▶ WORK TO COMPLETE: Read through the lines below and copy the ones holding the string "title".

▶ DATA SHOWN:
--- START ---

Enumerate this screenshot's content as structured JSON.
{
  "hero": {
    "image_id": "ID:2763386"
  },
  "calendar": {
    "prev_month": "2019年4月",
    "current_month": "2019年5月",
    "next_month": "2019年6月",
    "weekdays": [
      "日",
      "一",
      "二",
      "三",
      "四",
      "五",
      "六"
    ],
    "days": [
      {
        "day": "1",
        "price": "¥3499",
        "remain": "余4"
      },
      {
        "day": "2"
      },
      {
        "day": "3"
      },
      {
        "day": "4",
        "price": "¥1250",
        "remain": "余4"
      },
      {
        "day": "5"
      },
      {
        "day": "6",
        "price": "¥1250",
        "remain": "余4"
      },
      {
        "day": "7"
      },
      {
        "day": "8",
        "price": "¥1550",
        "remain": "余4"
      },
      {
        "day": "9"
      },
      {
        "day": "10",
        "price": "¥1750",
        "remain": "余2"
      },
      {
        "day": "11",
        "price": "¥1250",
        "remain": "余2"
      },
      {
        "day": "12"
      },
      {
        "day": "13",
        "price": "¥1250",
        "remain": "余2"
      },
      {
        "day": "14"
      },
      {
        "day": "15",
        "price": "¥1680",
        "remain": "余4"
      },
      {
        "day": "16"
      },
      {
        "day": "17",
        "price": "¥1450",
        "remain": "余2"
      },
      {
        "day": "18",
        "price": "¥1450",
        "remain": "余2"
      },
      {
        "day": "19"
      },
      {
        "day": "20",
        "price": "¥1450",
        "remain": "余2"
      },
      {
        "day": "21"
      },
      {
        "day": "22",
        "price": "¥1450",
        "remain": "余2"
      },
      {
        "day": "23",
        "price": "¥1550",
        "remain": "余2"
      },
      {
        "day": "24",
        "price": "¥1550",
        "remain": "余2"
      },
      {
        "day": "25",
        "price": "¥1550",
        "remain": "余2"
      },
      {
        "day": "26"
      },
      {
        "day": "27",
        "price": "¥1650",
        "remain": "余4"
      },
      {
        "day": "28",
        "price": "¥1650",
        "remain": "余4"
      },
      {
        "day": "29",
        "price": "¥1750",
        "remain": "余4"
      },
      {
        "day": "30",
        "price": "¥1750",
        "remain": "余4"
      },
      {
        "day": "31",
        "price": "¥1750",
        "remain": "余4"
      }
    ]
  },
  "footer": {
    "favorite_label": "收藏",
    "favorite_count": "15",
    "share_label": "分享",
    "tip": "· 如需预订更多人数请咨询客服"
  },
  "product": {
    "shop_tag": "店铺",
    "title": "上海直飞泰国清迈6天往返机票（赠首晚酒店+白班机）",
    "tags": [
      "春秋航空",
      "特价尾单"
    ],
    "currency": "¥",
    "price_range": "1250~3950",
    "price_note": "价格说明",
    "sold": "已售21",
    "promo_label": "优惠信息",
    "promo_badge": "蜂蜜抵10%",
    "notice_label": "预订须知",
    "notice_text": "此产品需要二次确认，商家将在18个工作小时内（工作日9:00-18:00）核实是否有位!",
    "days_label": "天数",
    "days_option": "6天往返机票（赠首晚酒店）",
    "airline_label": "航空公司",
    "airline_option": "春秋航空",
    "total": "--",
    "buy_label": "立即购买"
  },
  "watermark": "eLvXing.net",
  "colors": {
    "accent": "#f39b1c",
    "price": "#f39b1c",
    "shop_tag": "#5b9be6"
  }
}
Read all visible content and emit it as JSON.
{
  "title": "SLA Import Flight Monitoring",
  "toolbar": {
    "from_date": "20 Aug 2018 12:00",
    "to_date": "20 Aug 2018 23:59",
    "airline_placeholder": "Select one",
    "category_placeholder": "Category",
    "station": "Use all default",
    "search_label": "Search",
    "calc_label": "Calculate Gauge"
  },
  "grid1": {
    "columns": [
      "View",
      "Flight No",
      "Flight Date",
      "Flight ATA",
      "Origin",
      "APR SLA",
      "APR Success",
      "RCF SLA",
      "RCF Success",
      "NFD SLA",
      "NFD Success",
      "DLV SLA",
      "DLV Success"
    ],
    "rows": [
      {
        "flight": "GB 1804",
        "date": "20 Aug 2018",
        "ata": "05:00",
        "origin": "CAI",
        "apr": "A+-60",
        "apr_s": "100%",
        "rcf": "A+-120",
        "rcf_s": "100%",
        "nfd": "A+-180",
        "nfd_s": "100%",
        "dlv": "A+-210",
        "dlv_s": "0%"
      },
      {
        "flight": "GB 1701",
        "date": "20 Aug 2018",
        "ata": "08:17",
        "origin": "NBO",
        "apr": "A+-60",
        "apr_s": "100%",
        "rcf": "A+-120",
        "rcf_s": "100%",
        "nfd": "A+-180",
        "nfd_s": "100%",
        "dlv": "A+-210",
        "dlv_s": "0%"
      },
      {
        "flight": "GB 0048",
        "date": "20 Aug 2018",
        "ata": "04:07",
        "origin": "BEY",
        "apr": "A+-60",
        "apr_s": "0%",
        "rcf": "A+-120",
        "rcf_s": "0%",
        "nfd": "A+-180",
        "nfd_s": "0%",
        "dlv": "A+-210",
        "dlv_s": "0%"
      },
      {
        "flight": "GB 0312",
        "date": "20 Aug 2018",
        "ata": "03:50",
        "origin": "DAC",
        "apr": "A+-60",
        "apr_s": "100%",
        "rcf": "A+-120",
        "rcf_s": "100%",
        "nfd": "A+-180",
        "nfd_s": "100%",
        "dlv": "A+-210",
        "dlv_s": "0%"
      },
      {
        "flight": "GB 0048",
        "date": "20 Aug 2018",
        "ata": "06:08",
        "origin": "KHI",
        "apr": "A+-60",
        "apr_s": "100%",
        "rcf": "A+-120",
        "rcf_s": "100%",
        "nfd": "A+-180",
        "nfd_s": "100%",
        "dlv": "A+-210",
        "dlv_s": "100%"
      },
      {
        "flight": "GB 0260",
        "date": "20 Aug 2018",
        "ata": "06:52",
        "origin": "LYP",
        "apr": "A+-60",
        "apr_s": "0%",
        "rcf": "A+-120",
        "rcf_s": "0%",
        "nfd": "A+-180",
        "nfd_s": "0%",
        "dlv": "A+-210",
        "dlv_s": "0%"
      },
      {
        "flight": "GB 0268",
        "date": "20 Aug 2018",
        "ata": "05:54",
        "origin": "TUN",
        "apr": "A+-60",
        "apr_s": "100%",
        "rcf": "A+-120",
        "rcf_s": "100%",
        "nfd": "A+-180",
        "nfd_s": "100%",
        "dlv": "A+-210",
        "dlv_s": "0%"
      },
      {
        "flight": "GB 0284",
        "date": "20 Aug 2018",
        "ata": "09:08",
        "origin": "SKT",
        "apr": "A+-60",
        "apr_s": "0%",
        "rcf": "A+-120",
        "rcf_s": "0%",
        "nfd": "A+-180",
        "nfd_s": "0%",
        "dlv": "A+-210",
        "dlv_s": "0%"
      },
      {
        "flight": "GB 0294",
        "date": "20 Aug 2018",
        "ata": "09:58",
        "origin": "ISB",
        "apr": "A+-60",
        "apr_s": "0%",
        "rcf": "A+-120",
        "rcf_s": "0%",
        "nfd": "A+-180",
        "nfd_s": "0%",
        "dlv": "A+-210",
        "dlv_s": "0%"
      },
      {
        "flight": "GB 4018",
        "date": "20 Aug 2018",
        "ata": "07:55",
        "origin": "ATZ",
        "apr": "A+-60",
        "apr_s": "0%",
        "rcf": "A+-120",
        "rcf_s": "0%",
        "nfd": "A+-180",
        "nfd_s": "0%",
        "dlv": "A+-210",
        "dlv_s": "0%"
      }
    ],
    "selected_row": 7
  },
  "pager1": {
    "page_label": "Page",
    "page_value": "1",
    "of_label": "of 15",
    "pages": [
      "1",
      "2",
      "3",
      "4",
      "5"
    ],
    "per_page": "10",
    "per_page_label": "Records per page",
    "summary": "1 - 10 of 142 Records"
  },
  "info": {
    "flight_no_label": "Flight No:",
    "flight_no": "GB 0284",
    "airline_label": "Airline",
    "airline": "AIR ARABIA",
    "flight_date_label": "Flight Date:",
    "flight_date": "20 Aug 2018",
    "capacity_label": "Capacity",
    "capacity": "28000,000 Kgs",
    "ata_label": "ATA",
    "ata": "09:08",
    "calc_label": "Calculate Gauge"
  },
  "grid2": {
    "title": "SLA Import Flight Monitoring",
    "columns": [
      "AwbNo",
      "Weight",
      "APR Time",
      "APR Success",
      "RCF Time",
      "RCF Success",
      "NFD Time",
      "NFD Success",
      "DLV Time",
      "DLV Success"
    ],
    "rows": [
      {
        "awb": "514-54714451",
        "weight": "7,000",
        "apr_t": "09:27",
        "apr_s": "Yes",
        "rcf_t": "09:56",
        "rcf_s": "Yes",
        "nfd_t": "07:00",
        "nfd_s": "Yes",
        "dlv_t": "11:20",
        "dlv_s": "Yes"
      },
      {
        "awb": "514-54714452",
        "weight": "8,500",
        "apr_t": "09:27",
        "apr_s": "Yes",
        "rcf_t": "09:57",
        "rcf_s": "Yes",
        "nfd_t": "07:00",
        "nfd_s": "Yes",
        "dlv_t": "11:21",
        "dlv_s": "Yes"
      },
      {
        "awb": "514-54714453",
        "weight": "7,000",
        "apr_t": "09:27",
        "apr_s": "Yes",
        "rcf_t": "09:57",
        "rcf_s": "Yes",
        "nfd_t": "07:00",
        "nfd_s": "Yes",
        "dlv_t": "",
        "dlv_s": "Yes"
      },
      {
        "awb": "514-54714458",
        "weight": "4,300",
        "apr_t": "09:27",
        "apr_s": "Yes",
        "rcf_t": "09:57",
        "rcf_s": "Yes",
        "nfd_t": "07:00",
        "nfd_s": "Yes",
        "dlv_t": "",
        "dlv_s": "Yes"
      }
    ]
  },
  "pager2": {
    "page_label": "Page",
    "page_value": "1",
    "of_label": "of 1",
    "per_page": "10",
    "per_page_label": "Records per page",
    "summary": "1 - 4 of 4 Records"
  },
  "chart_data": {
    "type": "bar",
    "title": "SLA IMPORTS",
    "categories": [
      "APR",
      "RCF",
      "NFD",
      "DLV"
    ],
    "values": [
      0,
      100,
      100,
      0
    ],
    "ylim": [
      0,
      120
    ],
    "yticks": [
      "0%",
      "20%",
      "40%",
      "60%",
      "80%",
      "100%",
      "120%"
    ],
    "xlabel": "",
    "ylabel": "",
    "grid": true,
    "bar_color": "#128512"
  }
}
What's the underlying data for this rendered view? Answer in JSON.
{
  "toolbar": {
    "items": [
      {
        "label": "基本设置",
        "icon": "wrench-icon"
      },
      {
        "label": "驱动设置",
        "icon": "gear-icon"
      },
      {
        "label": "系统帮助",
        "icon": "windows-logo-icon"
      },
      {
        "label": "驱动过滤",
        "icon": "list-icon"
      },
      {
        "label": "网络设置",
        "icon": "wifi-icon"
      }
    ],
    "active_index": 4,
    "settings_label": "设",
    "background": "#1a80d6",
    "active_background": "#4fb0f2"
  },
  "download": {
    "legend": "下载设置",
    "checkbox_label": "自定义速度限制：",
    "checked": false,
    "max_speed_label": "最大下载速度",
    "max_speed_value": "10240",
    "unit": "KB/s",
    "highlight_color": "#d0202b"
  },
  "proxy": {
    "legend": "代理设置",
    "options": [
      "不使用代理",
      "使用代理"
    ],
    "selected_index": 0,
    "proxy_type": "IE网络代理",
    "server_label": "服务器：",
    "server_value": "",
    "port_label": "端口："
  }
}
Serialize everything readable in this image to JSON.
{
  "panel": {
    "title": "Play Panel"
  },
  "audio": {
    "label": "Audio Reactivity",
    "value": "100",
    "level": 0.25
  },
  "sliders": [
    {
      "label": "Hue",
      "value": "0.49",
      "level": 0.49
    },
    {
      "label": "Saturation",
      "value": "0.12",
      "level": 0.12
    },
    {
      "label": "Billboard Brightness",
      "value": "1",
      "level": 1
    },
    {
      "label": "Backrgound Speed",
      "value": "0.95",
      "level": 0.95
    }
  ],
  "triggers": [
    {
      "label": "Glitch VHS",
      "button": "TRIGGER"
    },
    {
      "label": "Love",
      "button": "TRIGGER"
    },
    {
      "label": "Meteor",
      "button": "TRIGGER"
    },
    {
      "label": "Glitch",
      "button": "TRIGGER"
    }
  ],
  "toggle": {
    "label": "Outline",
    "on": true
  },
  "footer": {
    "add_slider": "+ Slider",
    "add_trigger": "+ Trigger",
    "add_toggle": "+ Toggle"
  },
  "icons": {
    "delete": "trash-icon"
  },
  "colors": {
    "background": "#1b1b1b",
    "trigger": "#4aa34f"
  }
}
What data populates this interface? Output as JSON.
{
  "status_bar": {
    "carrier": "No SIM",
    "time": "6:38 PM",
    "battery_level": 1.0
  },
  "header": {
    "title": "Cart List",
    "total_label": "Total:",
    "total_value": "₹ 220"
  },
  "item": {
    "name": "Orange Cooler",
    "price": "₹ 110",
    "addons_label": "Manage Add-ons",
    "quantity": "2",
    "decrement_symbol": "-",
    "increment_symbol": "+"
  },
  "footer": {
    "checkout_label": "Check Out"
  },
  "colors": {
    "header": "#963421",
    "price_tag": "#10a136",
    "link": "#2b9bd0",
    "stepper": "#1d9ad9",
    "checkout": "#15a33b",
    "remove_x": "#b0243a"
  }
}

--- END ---

▶ WRITTEN ANSWER:
    "title": "上海直飞泰国清迈6天往返机票（赠首晚酒店+白班机）",
  "title": "SLA Import Flight Monitoring",
    "title": "SLA Import Flight Monitoring",
    "title": "SLA IMPORTS",
    "title": "Play Panel"
    "title": "Cart List",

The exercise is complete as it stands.